June Issue 2015
A generation of young Pakistani cricket fans was growing up thinking Gaddafi Stadium is little more than a venue for shaadi halls. No longer. Finally, cricket has come home.
Six years after the Sri Lankan team was attacked by terrorists, Zimbabwe’s cricketers return to the scene of the crime, the scene of our everlasting shame. Cynics — and how do you cope with the madness that is Pakistan without resorting to cynicism — would say that Zimbabwe hardly counts as an international team given their perpetual minnow status. But ability at a sport bears no relation to the risk the team was taking just by showing up. There were also some murmurs, obviously from those doubting our jazba for cricket, that the fans would stay away from what was surely going to be a mismatch.

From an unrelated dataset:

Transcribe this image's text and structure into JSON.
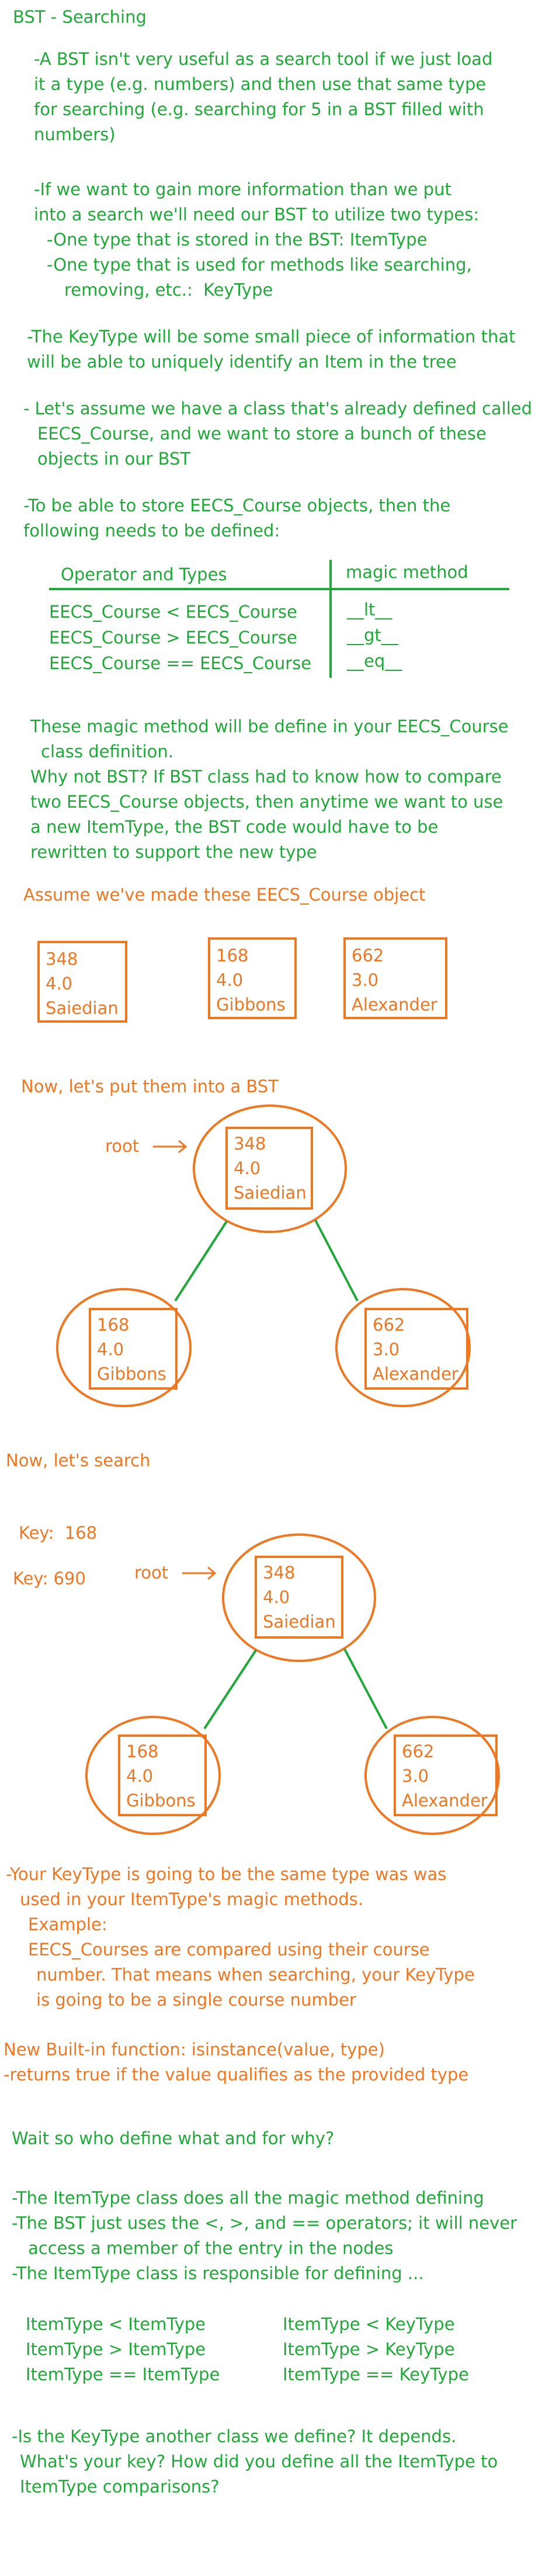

The naysayers don’t know a thing. They were wrong on both counts. Fans were willing to wait in line — not a quality our country is known for — for hours in the 40-degree plus Lahore heat. And the full houses for both T20s were treated to exciting matches that went into the final over.
The first T20 was an emotional one for many reasons. Even with the unexpected call-ups of the tried-and-failed Shoaib Malik and Mohammed Sami, a majority of our team was playing an international match at home for the very first time. Any time we get too pessimistic we need to keep in mind that ours is a team of nomads, playing in whichever country will have us.
The result was almost besides the point. What mattered was the crowd, so thankful to taste international cricket again that it came bearing placards and jerseys supporting the Zimbabweans. Theirs is a nation that has known exile too, thanks to the ruthlessness of its ruler Robert Mugabe who tore apart both the nation and its cricket team. Their empathy and courage in being the first to return will not be quickly forgotten. It may be premature to hope that others — India in December is being whispered about — will follow, but a line in the sand has been drawn. Another team must surely follow soon, most likely sympathetic neighbours like Bangladesh or Sri Lanka.
Yet, our cricketers are professionals and they had a job to do. Coming fresh off a whitewash in our four T20s and ODIs in Bangladesh, we had a lot to prove. Consider the work only half done. We may have won both the T20s but did so unconvincingly. The bowling lacked any menace and the Zimbabweans were allowed to score alarmingly freely. The fielding, as always, was a shambles. The batting was little better, with a fragile middle order being done no favours by Shoaib Malik’s recall. His domestic form notwithstanding, this must surely be the last time he dons the green jersey.
The saving grace were our openers. Mukhtar Ahmed, making his international debut, shone in both matches. We have been fooled for too long by openers starting out well before their weaknesses are found out — Nasir Jamshed, anyone — but at the very least Mukhtar should have been selected for the ODIs so we could get a better look at him. Ahmed Shehzad, a player who is in equal parts thrilling and frustrating, for once was the perfect foil for his partner.
It was fitting that the first match at home since 2009 ended with a Shahid Afridi boundary. No man has encapsulated better than Afridi the mercurial nature of Pakistani cricket.
This article was originally published in Newsline’s June 2015 issue
Nadir Hassan is a Pakistan-based journalist and assistant editor at Newsline.